ANCHORAGE STRENGTH OF STANDARD HOOKED BARS IN SIMULATED EXTERIOR BEAM-COLUMN JOINTS
Yasso, Samir Saadi
University of Kansas
Civil, Environmental & Architectural Engineering
Copyright held by the author.
MetadataShow full item record
The current ACI hooked bar design provisions are based on test results of 38 simulated beam-column joints containing two hooked bars. The provisions address the effects of hooked bar surface condition, concrete cover, amount of confining reinforcement confining the hooks, and type of concrete (normalweight or lightweight). This study uses results of 338 simulated beam-column joint specimen tests at the University of Kansas, including two, three, or four No. 5, 8, or 11 (No. 16, 25, or 36) hooked bars with 90° or 180° hooks, along with 61 tests by others to investigate the effects of hooked bar spacing, anchoring the hooked bars outside the column core or halfway through the column depth, concrete tail cover to 90° hooks, and the effect of tail kickout at failure on hooked bar anchorage strength. In the tests performed at the University of Kansas, the center-to-center spacing between hooked bars ranged from 3 to 12 bar diameters, hooked bars were placed inside or outside column core, and hooked bars were extended to the far side of the column core or extended halfway through the column depth. Hooked bars had nominal embedment lengths ranging from 2.5 to 25.2 in. (64 to 640 mm), nominal concrete side cover ranging from 1.5 to 4 in. (38 to 100 mm) in simulated beam-column joints and 11.3 to 24.6 in. (287 to 625 mm) in walls, and nominal concrete tail cover to the hook ranging from 2 to 18 in. (50 to 460 mm). Concrete compressive strength ranged from 4,300 to 16,510 psi (30 to 114 MPa) in simulated beam-column joints and 2,400 to 5,450 psi (17 to 38 MPa) in walls, and bar stresses at anchorage failure ranged from 27,100 to 141,000 psi (187 to 972 MPa) in simulated beam-column joints and 14,200 to 60,000 psi (98 to 420 MPa) in walls. The results show that the center-to-center spacing between hooked bars plays a role in anchorage strength up to a spacing of seven bar diameters. The closer the bars, the lower the anchorage strength per bar, in contrast with the total anchorage strength, which remains constant or increases moderately as the number of hooked bars in a joint increases. The presence of confining reinforcement mitigates the effect of close spacing but does not eliminate it. Hooked bars placed outside the column core or anchored halfway through the column depth exhibit low anchorage strength when compared to hooked bars placed inside the column core or extended to the far side of the column. The reduction in anchorage strength ranges from 4 to 34%, producing an average anchorage strength equal to about 84% of the average strength of hooked bars placed inside the column core or extended to the far side of the column. For hooked bars with a 90° hook, concrete cover to the tail as low as 0.75 in. (29 mm) or tail kickout at failure do not affect the anchorage strength.
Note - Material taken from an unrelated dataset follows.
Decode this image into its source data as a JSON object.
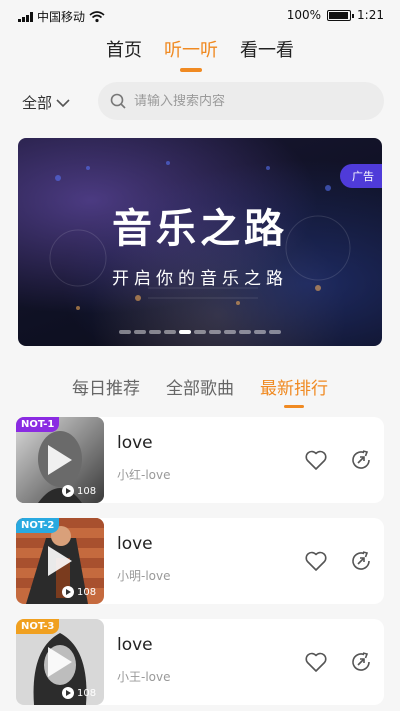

The likelihood of tail kickout increases with increasing bar size and for hooks with tail cover less than 2 in. (50 mm) and no confining reinforcement. The results from the current analyses were used to modify a previously derived descriptive expression for hooked bar anchorage strength and a design expression for hooked bar development length. These modifications expand the applicability of the descriptive and design expressions to include the effects of hooked bar spacing, placing the hooked bar outside column core, and not extending the bar to the back of the column. Design provisions for ACI 318 are proposed.
- Dissertations 
- Engineering Dissertations and Theses 
Items in KU ScholarWorks are protected by copyright, with all rights reserved, unless otherwise indicated.
We want to hear from you! Please share your stories about how Open Access to this item benefits YOU.